= Assignment =
Your result should be the lines holding the word "title", copied from the entries below.

### Records supplied

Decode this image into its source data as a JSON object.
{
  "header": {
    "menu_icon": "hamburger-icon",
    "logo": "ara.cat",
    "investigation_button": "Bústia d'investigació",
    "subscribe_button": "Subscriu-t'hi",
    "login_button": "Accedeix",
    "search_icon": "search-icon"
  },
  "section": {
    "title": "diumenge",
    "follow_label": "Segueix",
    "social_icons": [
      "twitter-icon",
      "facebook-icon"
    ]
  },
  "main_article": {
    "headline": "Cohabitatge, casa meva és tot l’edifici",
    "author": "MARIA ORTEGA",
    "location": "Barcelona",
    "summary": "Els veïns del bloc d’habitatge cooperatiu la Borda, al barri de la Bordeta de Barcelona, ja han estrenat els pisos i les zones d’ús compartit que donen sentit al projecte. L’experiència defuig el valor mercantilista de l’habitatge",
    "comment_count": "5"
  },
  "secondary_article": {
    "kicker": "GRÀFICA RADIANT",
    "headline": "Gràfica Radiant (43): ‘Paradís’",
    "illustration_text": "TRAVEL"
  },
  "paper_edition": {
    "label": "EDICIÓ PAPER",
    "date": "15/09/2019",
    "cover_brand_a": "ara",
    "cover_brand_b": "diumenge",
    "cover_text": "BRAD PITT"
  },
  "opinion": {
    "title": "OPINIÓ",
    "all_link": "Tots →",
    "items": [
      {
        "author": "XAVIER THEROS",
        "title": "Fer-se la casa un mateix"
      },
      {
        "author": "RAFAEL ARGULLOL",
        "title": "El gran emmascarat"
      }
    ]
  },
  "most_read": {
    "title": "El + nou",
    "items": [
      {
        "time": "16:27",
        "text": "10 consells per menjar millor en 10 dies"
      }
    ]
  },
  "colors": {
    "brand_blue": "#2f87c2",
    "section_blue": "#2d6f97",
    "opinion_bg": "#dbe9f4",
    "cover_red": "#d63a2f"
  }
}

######

= Answer for the task =
    "title": "diumenge",
    "title": "OPINIÓ",
        "title": "Fer-se la casa un mateix"
        "title": "El gran emmascarat"
    "title": "El + nou",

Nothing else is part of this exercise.